◆ What is expected
List each line of the data that holds the word "real".

START Supplied information

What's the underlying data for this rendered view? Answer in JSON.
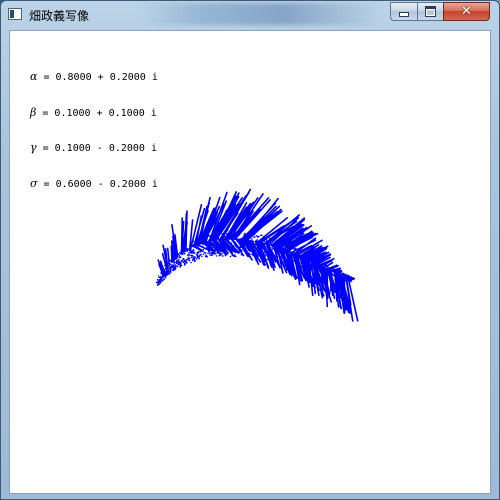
{
  "window": {
    "title": "畑政義写像",
    "controls": {
      "minimize_icon": "minimize-icon",
      "maximize_icon": "maximize-icon",
      "close_icon": "close-icon"
    }
  },
  "parameters": [
    {
      "symbol": "α",
      "eq": " = ",
      "real": "0.8000",
      "sign": " + ",
      "imag": "0.2000",
      "unit": " i"
    },
    {
      "symbol": "β",
      "eq": " = ",
      "real": "0.1000",
      "sign": " + ",
      "imag": "0.1000",
      "unit": " i"
    },
    {
      "symbol": "γ",
      "eq": " = ",
      "real": "0.1000",
      "sign": " - ",
      "imag": "0.2000",
      "unit": " i"
    },
    {
      "symbol": "σ",
      "eq": " = ",
      "real": "0.6000",
      "sign": " - ",
      "imag": "0.2000",
      "unit": " i"
    }
  ],
  "colors": {
    "fractal": "#0000ff",
    "client_background": "#ffffff"
  }
}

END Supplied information

◆ Answer area
      "real": "0.8000",
      "real": "0.1000",
      "real": "0.1000",
      "real": "0.6000",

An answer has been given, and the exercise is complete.